Ad hoc vs. institutional arbitration – what to choose?

Increasingly, disputes are resolved using arbitration, which entails many advantages. Partner Mikal Brøndmo recently spoke of “Ad hoc vs. institutional arbitration” at the 38th Norwegian Petroleum symposium in Bergen, and presented pros and cons of the two arbitration options. The audience mainly consisted of counsels from oil- and supplier companies, major law firms and representatives of the Norwegian authorities.

Increasingly, disputes are resolved using arbitration, which entails many advantages. Partner Mikal Brøndmo recently spoke of “Ad hoc vs. institutional arbitration” at the 38th Norwegian Petroleum symposium in Bergen, and presented pros and cons of the two arbitration options. The audience mainly consisted of counsels from oil- and supplier companies, major law firms and representatives of the Norwegian authorities.

By agreeing on arbitration, the authority to rule is handed to a private tribunal. Arbitration excludes dispute resolution of the same matter in an ordinary court, and the ruling cannot normally be appealed. On the subject of arbitration, the following benefits are usually highlighted:

  • Expertise
    • Parties can freely elect judges with relevant experience
  • Efficient processing
    • Award is final
  • Confidentiality
    • The case is not  public
  • International enforcement of awards
    • The New York convention on recognition and enforcement of foreign arbitral awards
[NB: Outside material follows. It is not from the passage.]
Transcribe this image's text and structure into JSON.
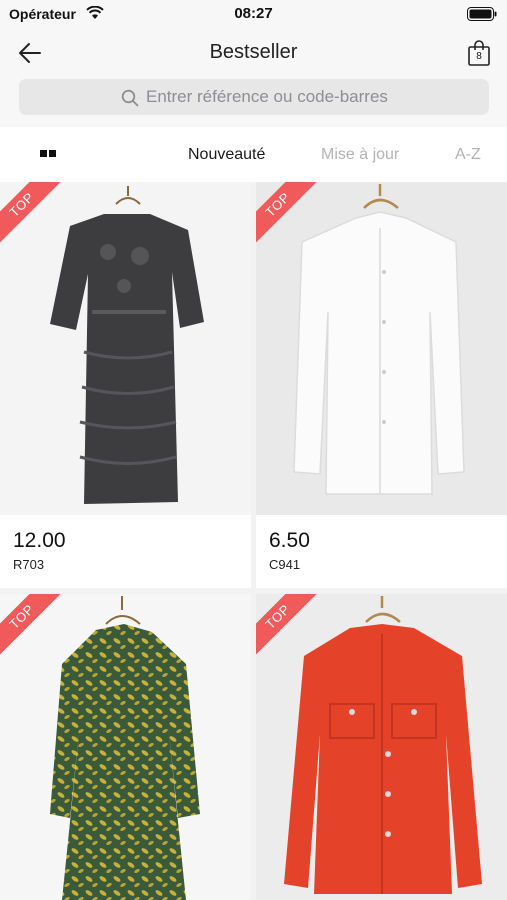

When choosing arbitration; what are the options?

Ad hoc arbitration

In ad hoc arbitration, parties are responsible for selecting the arbitral tribunal, based on the arbitration clause, and the appointed tribunal manages the process. The case can be held at a location set by the parties and the tribunal determines its own compensation.

In addition to the agreement made between the parties, the national governing law of arbitration applies. In Norway, this implies that the parties inter alia have to agree on confidentiality principles, as this does not follow from the Norwegian Arbitration Act.

Institutional arbitration

Where the parties agree on arbitration in accordance with an institute’s rules, institutional arbitration is chosen. Examples of the most common arbitration institutions include ICC (International Chamber of Commerce), SCC (Stockholm Chamber of Commerce) and LCIA (London Court of International Arbitration). In his lecture, Brøndmo presented characteristics of many of the most common institutions.

The majority of arbitrations in Norway are resolved through ad hoc arbitration, which differs from a majority of countries where institutional arbitration is preferred.

Arbitration at Haavind

Some of the most experienced dispute resolution lawyers practice at Haavind, and we are experiencing an increase in the number of disputes resolved by arbitration; both ad hoc and institutional. In the same building as the Haavind offices there is also an arbitration court room for rent, enabling more efficient proceedings.